People who are lonely are more likely to buy products that have faces on the label, a new study suggests.
“Visuals can fill a void for consumers experiencing a lack of social connection,” says Bettina Cornwell, professor of marketing at the University of Oregon. “When people see faces in branding materials, their likability for that brand goes up.”
The findings, which appear in the European Journal of Social Psychology, are rooted in our fundamental need to belong and our desire to form and sustain relationships. When people lack these social connections, they often attempt to fill the void in other ways, including through what they buy.
“Previous research linked our need for social connection with consumer behavior and judgment, but very little was understood about the role that visuals play in social connection and brand likability,” says lead author Ulrich R. Orth of Christian-Albrechts-University Kiel in Germany.
“Our study builds on prior research by demonstrating that seeing a face in a brand visual increases a consumer’s liking of the brand, especially if they feel lonely.”
The face on the label doesn’t even need to be smiling, researchers say. Consumers imagine humanlike characteristics in nonhuman visuals, a process also known as anthropomorphism.
Loneliness can enhance people’s tendency to exhibit “wishful seeing” and is most apparent in the case of faces.
“A lack of interpersonal relationships motivates people to actively search for sources of connection,” Cornwell says. “Individuals who are lonely are more likely to find faces in visuals because they so greatly desire this social connection.”
For one of the studies, researchers created a set of 18 drawings that included both non-face images and ones that clearly depicted human faces. They also developed fictitious brand names and slogans to accompany the mock advertisements. Participants were then asked to answer questions about the brand, the images, and themselves.
The findings showed a significant effect on brand likability when respondents saw a face on the label. There was also a clear link between high rates of loneliness, the tendency to imagine a face in a non-face drawing, and likability of the brand.

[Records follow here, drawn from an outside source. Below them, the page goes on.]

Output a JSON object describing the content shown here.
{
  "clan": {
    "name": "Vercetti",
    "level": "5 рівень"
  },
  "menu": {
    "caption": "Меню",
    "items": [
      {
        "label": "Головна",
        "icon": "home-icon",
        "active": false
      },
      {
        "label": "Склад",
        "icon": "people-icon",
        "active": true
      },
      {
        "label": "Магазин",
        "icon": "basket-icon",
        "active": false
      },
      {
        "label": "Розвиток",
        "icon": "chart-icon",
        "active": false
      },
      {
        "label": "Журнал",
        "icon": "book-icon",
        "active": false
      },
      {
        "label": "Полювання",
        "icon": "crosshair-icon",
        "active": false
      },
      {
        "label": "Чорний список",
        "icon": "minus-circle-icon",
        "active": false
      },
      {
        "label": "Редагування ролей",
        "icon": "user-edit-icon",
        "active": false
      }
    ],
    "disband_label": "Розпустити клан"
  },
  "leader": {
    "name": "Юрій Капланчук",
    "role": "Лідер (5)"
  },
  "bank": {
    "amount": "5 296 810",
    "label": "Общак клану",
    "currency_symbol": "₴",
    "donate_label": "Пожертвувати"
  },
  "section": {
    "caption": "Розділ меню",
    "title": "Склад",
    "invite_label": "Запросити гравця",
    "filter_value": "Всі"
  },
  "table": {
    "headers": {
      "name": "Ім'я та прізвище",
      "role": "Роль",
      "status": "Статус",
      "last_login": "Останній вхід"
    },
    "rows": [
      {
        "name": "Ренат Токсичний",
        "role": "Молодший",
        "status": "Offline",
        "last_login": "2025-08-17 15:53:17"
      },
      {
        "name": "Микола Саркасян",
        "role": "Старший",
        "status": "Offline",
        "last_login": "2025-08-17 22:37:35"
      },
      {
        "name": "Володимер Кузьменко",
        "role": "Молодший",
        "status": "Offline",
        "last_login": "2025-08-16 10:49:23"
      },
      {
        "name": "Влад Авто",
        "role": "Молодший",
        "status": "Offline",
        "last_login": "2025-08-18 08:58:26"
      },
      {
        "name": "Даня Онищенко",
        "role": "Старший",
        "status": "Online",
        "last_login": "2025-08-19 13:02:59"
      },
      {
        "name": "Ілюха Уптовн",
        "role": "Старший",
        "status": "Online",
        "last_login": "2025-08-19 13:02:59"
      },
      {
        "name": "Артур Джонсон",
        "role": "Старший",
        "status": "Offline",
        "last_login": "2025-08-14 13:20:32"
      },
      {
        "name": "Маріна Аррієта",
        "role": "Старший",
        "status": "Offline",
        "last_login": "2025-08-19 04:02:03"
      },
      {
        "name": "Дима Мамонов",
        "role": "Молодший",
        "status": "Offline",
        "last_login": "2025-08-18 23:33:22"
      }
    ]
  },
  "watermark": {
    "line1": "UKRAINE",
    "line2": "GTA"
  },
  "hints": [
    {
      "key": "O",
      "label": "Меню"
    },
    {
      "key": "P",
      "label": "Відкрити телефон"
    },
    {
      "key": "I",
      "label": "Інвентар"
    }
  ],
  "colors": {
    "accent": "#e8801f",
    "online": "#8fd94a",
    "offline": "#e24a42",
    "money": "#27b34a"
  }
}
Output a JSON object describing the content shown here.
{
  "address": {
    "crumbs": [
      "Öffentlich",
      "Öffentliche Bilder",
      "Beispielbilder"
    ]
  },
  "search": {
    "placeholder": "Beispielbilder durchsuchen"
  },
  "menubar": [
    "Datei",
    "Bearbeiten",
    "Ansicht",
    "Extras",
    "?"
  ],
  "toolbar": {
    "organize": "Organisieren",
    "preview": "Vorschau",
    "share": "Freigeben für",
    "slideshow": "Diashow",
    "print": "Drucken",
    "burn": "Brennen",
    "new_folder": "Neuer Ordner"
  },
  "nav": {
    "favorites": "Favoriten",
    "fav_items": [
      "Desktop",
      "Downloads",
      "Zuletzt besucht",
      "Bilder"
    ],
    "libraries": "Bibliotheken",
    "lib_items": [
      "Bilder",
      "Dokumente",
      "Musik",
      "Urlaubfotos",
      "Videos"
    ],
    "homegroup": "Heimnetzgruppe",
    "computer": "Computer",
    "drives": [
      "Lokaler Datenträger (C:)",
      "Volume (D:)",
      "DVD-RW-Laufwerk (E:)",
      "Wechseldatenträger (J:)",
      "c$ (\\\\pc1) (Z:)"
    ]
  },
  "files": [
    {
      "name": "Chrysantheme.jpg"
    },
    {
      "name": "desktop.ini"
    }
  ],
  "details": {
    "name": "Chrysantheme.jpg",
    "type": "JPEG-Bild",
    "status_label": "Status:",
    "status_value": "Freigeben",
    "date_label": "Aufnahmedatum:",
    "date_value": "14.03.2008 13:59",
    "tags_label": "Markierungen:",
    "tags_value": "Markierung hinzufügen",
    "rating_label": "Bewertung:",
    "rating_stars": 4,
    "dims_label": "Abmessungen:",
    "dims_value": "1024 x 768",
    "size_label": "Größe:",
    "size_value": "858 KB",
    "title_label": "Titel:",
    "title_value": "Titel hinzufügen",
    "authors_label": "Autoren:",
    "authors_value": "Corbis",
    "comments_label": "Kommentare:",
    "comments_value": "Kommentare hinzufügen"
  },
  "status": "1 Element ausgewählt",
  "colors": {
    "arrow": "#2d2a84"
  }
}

The researchers then turned to wine bottles to dive deeper into the findings. Forty-five different labels were ranked on a scale of one to seven based on how clearly a face could be detected in the brand’s imagery.
They also controlled for measures like familiarity and personal wine preference. The results mirrored those of their first study: Consumers were more likely to favor brands that used faces on their labels.
The findings could be put to good use and not just leveraged to sell products to lonely consumers. There are important public policy implications about consumer vulnerability and valuable lessons for organizations that are helping people, communities, and society, Cornwell says.
“Charities and nonprofits can extract important information from these findings that will help them serve their communities. If they choose to use a face over another image, they will be more likely to connect with individuals and share their mission with others.”